I have been part of the indie game scene for quite some time now, working in the games industry since 2006. During this time, an enormous shift has taken place in the discourse around games, that has encouraged me a lot. We have been discussing how games can be made more diverse, both in their content and mechanics, and how they can address experiences and topics outside of the norm. We have seen a movement of queer and autobiographical games, and events such as Lyst, Heartbeat and QGCon (among others) bringing up the topics of romance, love, queerness and sex in games.
But what happens when you take the plunge and actually approach the commercial markets with such a game?
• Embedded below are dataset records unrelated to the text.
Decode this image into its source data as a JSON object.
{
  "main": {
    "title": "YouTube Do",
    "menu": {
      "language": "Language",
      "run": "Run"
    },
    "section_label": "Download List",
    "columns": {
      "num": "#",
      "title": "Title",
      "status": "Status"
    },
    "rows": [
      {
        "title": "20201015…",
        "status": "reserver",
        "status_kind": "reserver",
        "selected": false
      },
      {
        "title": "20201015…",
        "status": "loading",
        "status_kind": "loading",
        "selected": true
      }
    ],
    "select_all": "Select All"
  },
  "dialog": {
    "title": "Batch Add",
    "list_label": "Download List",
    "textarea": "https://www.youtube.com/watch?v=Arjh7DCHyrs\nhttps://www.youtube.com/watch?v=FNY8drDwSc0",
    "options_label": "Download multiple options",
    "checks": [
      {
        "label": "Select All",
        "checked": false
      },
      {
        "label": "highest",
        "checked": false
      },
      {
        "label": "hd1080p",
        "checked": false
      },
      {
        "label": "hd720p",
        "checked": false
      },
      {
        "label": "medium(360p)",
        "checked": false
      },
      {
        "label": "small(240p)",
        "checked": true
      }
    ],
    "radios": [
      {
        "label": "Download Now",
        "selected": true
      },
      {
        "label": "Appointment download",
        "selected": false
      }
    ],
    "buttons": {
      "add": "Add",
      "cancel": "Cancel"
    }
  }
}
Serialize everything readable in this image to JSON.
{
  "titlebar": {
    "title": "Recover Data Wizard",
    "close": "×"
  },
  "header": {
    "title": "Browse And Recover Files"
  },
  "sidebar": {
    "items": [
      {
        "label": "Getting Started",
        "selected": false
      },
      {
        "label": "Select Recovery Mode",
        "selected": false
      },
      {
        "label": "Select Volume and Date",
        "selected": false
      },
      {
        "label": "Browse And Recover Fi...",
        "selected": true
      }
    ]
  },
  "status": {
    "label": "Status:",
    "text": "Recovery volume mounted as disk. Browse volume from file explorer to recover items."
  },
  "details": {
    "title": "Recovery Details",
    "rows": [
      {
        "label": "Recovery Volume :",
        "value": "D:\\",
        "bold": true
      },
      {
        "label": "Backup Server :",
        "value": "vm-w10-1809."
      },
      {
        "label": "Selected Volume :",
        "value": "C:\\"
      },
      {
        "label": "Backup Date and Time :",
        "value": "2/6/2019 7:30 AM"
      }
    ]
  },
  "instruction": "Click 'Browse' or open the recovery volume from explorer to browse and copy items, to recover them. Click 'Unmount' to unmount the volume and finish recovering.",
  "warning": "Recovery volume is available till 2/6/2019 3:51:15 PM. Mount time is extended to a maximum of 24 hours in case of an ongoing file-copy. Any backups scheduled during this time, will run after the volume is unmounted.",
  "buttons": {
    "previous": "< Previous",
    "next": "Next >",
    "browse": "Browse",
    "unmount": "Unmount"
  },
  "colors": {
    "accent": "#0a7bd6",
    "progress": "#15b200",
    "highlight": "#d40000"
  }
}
The fact that I’m from Sweden, where we have a rather liberal view on sex, surely affected my views and expectations on this. I could never have imagined how the game would be seen from the outside. I have previously written novels and short stories that explores sex and sexuality in a similar manner, sometimes targeting teenagers and young adults, and that has never been questioned in any way. So I was rather taken aback when I, during the Kickstarter campaign for Knife Sisters, realized how differently a (predominantly text-based) game would be received, compared to written fiction, and how hard it would be to get exposure for the project. I wrote a little about that here.
Knife Sisters was always an experimental venture, and apart from the resulting game itself, one aspect of the project has become to explore boundaries in the outside world, to see how our society measures up to its alleged goals of inclusion, diversity and acceptance.
During this blog series I will make comparisons to see how sex as a topic is handled in different media. I will look into questions around how we are supposed to discuss consent and sexuality with young people, when those topics are banned from online platforms and hidden behind 18+ walls. I’ll comment on stores such as Steam and the age rating process by PEGI. I’ll also look into the fear of the unknown, and how people might want to distance themselves from topics that could result in shaming from others. I haven’t decided on everything yet, so let’s see where this leads!
In the next post I will look into Steam, and the divide between “adult content” and “regular content”. Stay tuned!